Every entry needs to be repeated exactly, with nothing left out.
-*-*-
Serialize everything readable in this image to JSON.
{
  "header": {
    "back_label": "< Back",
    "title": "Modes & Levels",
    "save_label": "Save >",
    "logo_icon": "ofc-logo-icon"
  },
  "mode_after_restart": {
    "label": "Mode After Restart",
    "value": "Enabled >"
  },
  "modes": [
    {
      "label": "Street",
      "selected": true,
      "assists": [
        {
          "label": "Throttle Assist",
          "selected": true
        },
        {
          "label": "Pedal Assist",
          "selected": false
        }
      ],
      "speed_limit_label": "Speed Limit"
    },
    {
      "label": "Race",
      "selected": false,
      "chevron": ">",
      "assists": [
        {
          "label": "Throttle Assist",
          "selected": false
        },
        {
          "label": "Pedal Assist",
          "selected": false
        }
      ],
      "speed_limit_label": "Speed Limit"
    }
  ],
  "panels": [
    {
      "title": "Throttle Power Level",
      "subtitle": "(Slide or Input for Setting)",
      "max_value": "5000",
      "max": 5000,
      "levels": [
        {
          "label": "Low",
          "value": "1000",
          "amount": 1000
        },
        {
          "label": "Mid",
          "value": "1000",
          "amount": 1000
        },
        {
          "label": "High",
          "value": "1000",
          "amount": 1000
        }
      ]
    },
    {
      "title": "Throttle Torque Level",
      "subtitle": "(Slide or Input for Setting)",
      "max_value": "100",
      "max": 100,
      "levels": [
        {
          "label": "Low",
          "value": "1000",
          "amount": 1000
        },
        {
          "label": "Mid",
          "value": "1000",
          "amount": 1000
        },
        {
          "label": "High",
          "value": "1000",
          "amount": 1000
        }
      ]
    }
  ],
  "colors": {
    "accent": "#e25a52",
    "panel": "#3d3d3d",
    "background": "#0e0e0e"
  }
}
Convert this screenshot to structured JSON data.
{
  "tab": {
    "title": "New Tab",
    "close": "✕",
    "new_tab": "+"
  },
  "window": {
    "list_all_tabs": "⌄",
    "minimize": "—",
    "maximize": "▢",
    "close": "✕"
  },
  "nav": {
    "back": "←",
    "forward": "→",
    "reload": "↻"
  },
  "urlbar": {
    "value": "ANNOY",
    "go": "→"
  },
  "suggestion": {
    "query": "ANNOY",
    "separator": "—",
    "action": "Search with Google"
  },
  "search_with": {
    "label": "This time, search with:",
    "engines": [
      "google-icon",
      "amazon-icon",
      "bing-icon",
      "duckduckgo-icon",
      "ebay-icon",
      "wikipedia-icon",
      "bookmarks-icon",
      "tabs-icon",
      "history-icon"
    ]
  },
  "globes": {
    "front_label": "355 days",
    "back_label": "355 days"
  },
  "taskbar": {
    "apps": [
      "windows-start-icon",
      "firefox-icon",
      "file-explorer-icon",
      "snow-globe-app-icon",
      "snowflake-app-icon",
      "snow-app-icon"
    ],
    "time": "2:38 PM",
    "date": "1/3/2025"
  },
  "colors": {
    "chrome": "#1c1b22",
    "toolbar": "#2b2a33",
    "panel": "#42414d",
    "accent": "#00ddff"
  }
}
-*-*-
> [EXERCISE RESULT]
Serialize everything readable in this image to JSON.
{
  "header": {
    "back_label": "< Back",
    "title": "Modes & Levels",
    "save_label": "Save >",
    "logo_icon": "ofc-logo-icon"
  },
  "mode_after_restart": {
    "label": "Mode After Restart",
    "value": "Enabled >"
  },
  "modes": [
    {
      "label": "Street",
      "selected": true,
      "assists": [
        {
          "label": "Throttle Assist",
          "selected": true
        },
        {
          "label": "Pedal Assist",
          "selected": false
        }
      ],
      "speed_limit_label": "Speed Limit"
    },
    {
      "label": "Race",
      "selected": false,
      "chevron": ">",
      "assists": [
        {
          "label": "Throttle Assist",
          "selected": false
        },
        {
          "label": "Pedal Assist",
          "selected": false
        }
      ],
      "speed_limit_label": "Speed Limit"
    }
  ],
  "panels": [
    {
      "title": "Throttle Power Level",
      "subtitle": "(Slide or Input for Setting)",
      "max_value": "5000",
      "max": 5000,
      "levels": [
        {
          "label": "Low",
          "value": "1000",
          "amount": 1000
        },
        {
          "label": "Mid",
          "value": "1000",
          "amount": 1000
        },
        {
          "label": "High",
          "value": "1000",
          "amount": 1000
        }
      ]
    },
    {
      "title": "Throttle Torque Level",
      "subtitle": "(Slide or Input for Setting)",
      "max_value": "100",
      "max": 100,
      "levels": [
        {
          "label": "Low",
          "value": "1000",
          "amount": 1000
        },
        {
          "label": "Mid",
          "value": "1000",
          "amount": 1000
        },
        {
          "label": "High",
          "value": "1000",
          "amount": 1000
        }
      ]
    }
  ],
  "colors": {
    "accent": "#e25a52",
    "panel": "#3d3d3d",
    "background": "#0e0e0e"
  }
}
Convert this screenshot to structured JSON data.
{
  "tab": {
    "title": "New Tab",
    "close": "✕",
    "new_tab": "+"
  },
  "window": {
    "list_all_tabs": "⌄",
    "minimize": "—",
    "maximize": "▢",
    "close": "✕"
  },
  "nav": {
    "back": "←",
    "forward": "→",
    "reload": "↻"
  },
  "urlbar": {
    "value": "ANNOY",
    "go": "→"
  },
  "suggestion": {
    "query": "ANNOY",
    "separator": "—",
    "action": "Search with Google"
  },
  "search_with": {
    "label": "This time, search with:",
    "engines": [
      "google-icon",
      "amazon-icon",
      "bing-icon",
      "duckduckgo-icon",
      "ebay-icon",
      "wikipedia-icon",
      "bookmarks-icon",
      "tabs-icon",
      "history-icon"
    ]
  },
  "globes": {
    "front_label": "355 days",
    "back_label": "355 days"
  },
  "taskbar": {
    "apps": [
      "windows-start-icon",
      "firefox-icon",
      "file-explorer-icon",
      "snow-globe-app-icon",
      "snowflake-app-icon",
      "snow-app-icon"
    ],
    "time": "2:38 PM",
    "date": "1/3/2025"
  },
  "colors": {
    "chrome": "#1c1b22",
    "toolbar": "#2b2a33",
    "panel": "#42414d",
    "accent": "#00ddff"
  }
}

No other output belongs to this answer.